Bray is a striking instance of what a man may effect without any extraordinary genius, and without special influence. It would be difficult to point to any one who has done more real and enduring service to the church. His various appeals are plain, forcible, and racy. He cannot be reckoned among our great divines, but his writings produced more immediate practical results than those of greater divines have done. His first publication was entitled 'A Course of Lectures upon the Church Catechism, in 4 volumes, by a Divine of the Church of England,' Oxford, 1696. The first volume only, 'Upon the Preliminary Questions and Answers,' was published; it contains 303 folio pages, and consists of 26 lectures. In 1697 he published 'An Essay towards promoting all Necessary and Useful Knowledge, both Divine and Human, in all parts of his Majesty's Dominions.' The essay with this ambitious title is of course connected with his library scheme. In the same year he published another work on the same design, entitled 'Bibliotheca Parochialis, or a Scheme of such Theological Heads as are requisite to be studied by every Pastor of a Parish.' In 1700-1 he published his circular letters to the clergy of Maryland, 'A Memorial representing the Present State of Religion on the Continent of North America,' and 'Acts of Visitation at Annapolis;' in 1702 'Bibliotheca Catechetica, or the Country Curates' Library;' in 1708 a single sermon entitled 'For God or Satan,' preached before the Society for the Reformation of Manners at St. Mary-le-Bow. In 1712 he appeared in print in a new light. He had always been a strong anti-Romanist, and on this ground he expressed two years later his intense satisfaction at the 'protestant succession' of George I in an interesting letter still preserved in the British Museum. During the last four years of Queen Anne's reign it is well known that there was great alarm about the return of popery. Bray issued a seasonable publication, entitled 'A Martyrology, or History of the Papal Usurpation,' consisting of 'choice and learned treatises of celebrated authors, ranged and digested into a regular history.' Only one volume of this work was published in Bray's lifetime; but he left materials for the remainder, which he bequeathed to Sion College. In 1726 he published his 'Directorium Missionarium.' This was quickly followed by a work entitled 'Primordia Bibliothecaria,' in which are given 'several schemes of parochial libraries, and a method laid down to proceed by a gradual progression from strength to strength, from a collection not much exceeding in value II. to 100l.' In 1728 he reprinted the 'Life of Bernard Gilpin,' and then Erasmus's 'Ecclesiastes,' a treatise on the pastoral care, the separate publication of which he thought would be of great use, as it was not likely to be much read when it was 'mixed up,' as it had hitherto been, in Erasmus's voluminous works. Finally, Bray published 'A Brief Account of the Life of Mr. John Rawlet,' a clergyman of like mind with himself, and author of the once famous work, 'The Christian Monitor.'

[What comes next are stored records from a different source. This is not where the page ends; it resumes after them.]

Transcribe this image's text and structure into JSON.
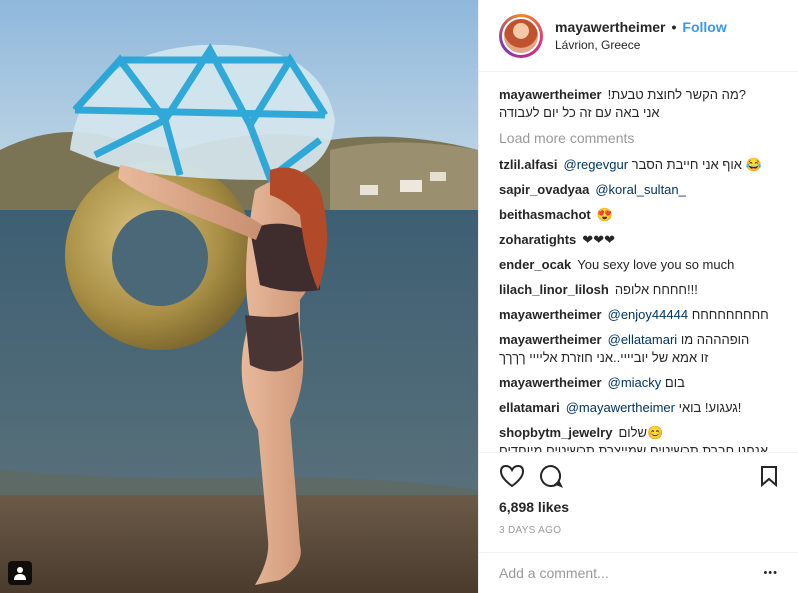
{
  "header": {
    "username": "mayawertheimer",
    "separator": "•",
    "follow": "Follow",
    "location": "Lávrion, Greece"
  },
  "caption": {
    "user": "mayawertheimer",
    "line1": "?מה הקשר לחוצת טבעת!",
    "line2": "אני באה עם זה כל יום לעבודה"
  },
  "load_more": "Load more comments",
  "comments": [
    {
      "user": "tzlil.alfasi",
      "mention": "@regevgur",
      "text": "אוף אני חייבת הסבר 😂"
    },
    {
      "user": "sapir_ovadyaa",
      "mention": "@koral_sultan_",
      "text": ""
    },
    {
      "user": "beithasmachot",
      "mention": "",
      "text": "😍"
    },
    {
      "user": "zoharatights",
      "mention": "",
      "text": "❤❤❤"
    },
    {
      "user": "ender_ocak",
      "mention": "",
      "text": "You sexy love you so much"
    },
    {
      "user": "lilach_linor_lilosh",
      "mention": "",
      "text": "חחחח אלופה!!!"
    },
    {
      "user": "mayawertheimer",
      "mention": "@enjoy44444",
      "text": "חחחחחחחחח"
    },
    {
      "user": "mayawertheimer",
      "mention": "@ellatamari",
      "text": "הופהההה מו",
      "line2": "זו אמא של יוביייי..אני חוזרת אליייי ךךךך"
    },
    {
      "user": "mayawertheimer",
      "mention": "@miacky",
      "text": "בום"
    },
    {
      "user": "ellatamari",
      "mention": "@mayawertheimer",
      "text": "געגוע! בואי!"
    },
    {
      "user": "shopbytm_jewelry",
      "mention": "",
      "text": "שלום😊",
      "line2": "אנחנו חברת תכשיטים שמייצרת תכשיטים מיוחדים"
    }
  ],
  "likes": "6,898 likes",
  "time": "3 DAYS AGO",
  "add_comment": {
    "placeholder": "Add a comment...",
    "more": "•••"
  },
  "icons": {
    "like": "heart-icon",
    "comment": "comment-icon",
    "save": "bookmark-icon",
    "user_tag": "user-tag-icon"
  }
}
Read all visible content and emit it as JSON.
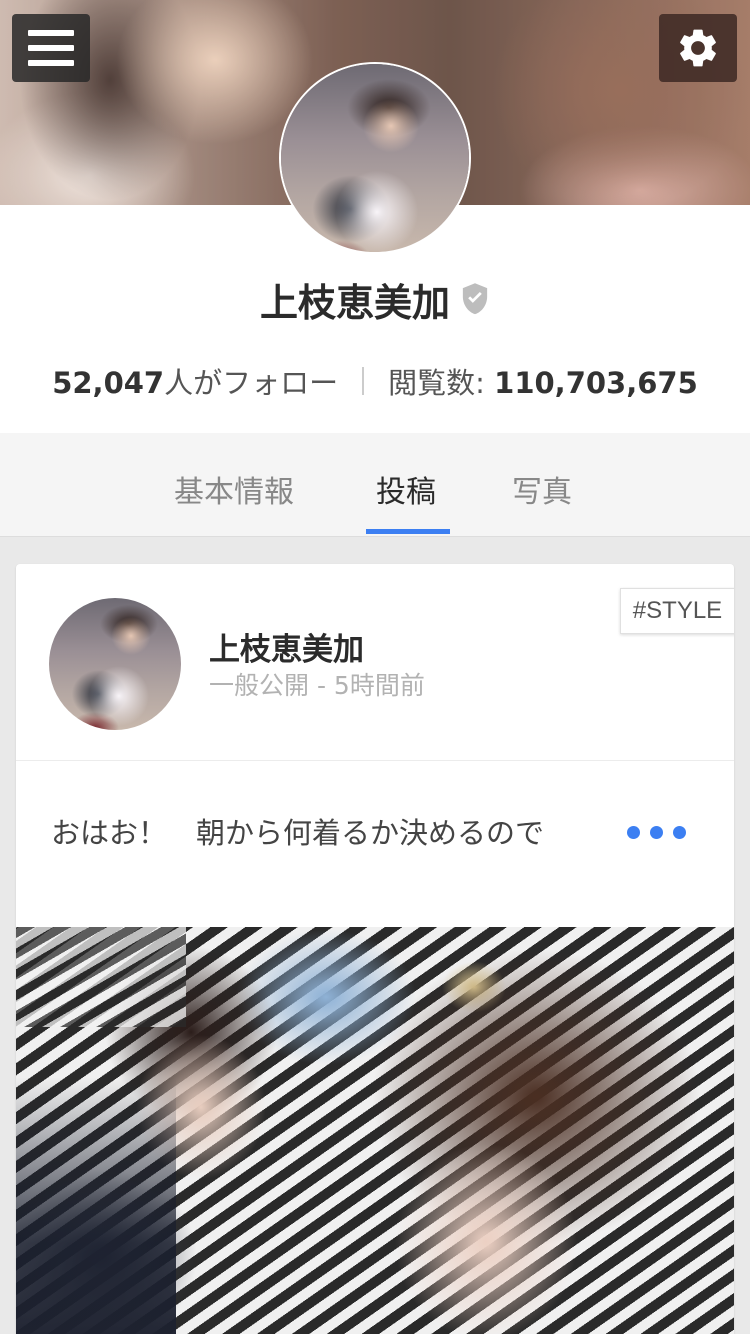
{
  "header": {
    "menu_icon": "hamburger-menu-icon",
    "settings_icon": "gear-icon"
  },
  "profile": {
    "name": "上枝恵美加",
    "verified_icon": "verified-shield-icon",
    "followers_count": "52,047",
    "followers_label": "人がフォロー",
    "views_label": "閲覧数:",
    "views_count": "110,703,675"
  },
  "tabs": [
    {
      "label": "基本情報",
      "active": false
    },
    {
      "label": "投稿",
      "active": true
    },
    {
      "label": "写真",
      "active": false
    }
  ],
  "colors": {
    "accent": "#3c7ff2",
    "text_dark": "#2b2b2b",
    "text_muted": "#b2b2b2"
  },
  "post": {
    "author": "上枝恵美加",
    "meta": "一般公開 - 5時間前",
    "tag": "#STYLE",
    "text": "おはお！　朝から何着るか決めるので",
    "more_icon": "more-dots-icon"
  }
}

[Rawlinson MSS., J. folio, in the Bodleian Library, Oxford; Report of the Association of the late Kev. Dr. Bray and his Associates, &c., published annually; Public Spirit illustrated in the Life and Designs of Dr. Bray (1746); An Account of the Designs of the Associates of the late Dr. Bray, &c. (1769); Anderson's History of the Colonial Church; and Bray's Works, passim.]